**Problem details**
Copy all records exactly, excluding images.

Dataset rows for apps and sites:
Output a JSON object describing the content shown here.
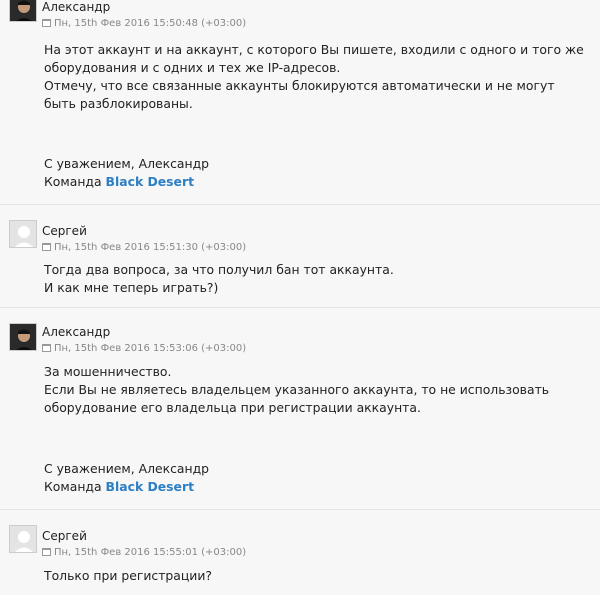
{
  "messages": [
    {
      "author": "Александр",
      "avatar": "staff-photo",
      "date": "Пн, 15th Фев 2016 15:50:48 (+03:00)",
      "lines": [
        "На этот аккаунт и на аккаунт, с которого Вы пишете, входили с одного и того же",
        "оборудования и с одних и тех же IP-адресов.",
        "Отмечу, что все связанные аккаунты блокируются автоматически и не могут",
        "быть разблокированы."
      ],
      "signature": {
        "regards": "С уважением, Александр",
        "team_prefix": "Команда",
        "team_name": "Black Desert"
      }
    },
    {
      "author": "Сергей",
      "avatar": "default-avatar",
      "date": "Пн, 15th Фев 2016 15:51:30 (+03:00)",
      "lines": [
        "Тогда два вопроса, за что получил бан тот аккаунта.",
        "И как мне теперь играть?)"
      ]
    },
    {
      "author": "Александр",
      "avatar": "staff-photo",
      "date": "Пн, 15th Фев 2016 15:53:06 (+03:00)",
      "lines": [
        "За мошенничество.",
        "Если Вы не являетесь владельцем указанного аккаунта, то не использовать",
        "оборудование его владельца при регистрации аккаунта."
      ],
      "signature": {
        "regards": "С уважением, Александр",
        "team_prefix": "Команда",
        "team_name": "Black Desert"
      }
    },
    {
      "author": "Сергей",
      "avatar": "default-avatar",
      "date": "Пн, 15th Фев 2016 15:55:01 (+03:00)",
      "lines": [
        "Только при регистрации?"
      ]
    }
  ],
  "colors": {
    "background": "#f7f7f7",
    "brand_link": "#2d7fc4",
    "date_text": "#888888",
    "separator": "#e4e4e4"
  }
}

**Result of the task**
Output a JSON object describing the content shown here.
{
  "messages": [
    {
      "author": "Александр",
      "avatar": "staff-photo",
      "date": "Пн, 15th Фев 2016 15:50:48 (+03:00)",
      "lines": [
        "На этот аккаунт и на аккаунт, с которого Вы пишете, входили с одного и того же",
        "оборудования и с одних и тех же IP-адресов.",
        "Отмечу, что все связанные аккаунты блокируются автоматически и не могут",
        "быть разблокированы."
      ],
      "signature": {
        "regards": "С уважением, Александр",
        "team_prefix": "Команда",
        "team_name": "Black Desert"
      }
    },
    {
      "author": "Сергей",
      "avatar": "default-avatar",
      "date": "Пн, 15th Фев 2016 15:51:30 (+03:00)",
      "lines": [
        "Тогда два вопроса, за что получил бан тот аккаунта.",
        "И как мне теперь играть?)"
      ]
    },
    {
      "author": "Александр",
      "avatar": "staff-photo",
      "date": "Пн, 15th Фев 2016 15:53:06 (+03:00)",
      "lines": [
        "За мошенничество.",
        "Если Вы не являетесь владельцем указанного аккаунта, то не использовать",
        "оборудование его владельца при регистрации аккаунта."
      ],
      "signature": {
        "regards": "С уважением, Александр",
        "team_prefix": "Команда",
        "team_name": "Black Desert"
      }
    },
    {
      "author": "Сергей",
      "avatar": "default-avatar",
      "date": "Пн, 15th Фев 2016 15:55:01 (+03:00)",
      "lines": [
        "Только при регистрации?"
      ]
    }
  ],
  "colors": {
    "background": "#f7f7f7",
    "brand_link": "#2d7fc4",
    "date_text": "#888888",
    "separator": "#e4e4e4"
  }
}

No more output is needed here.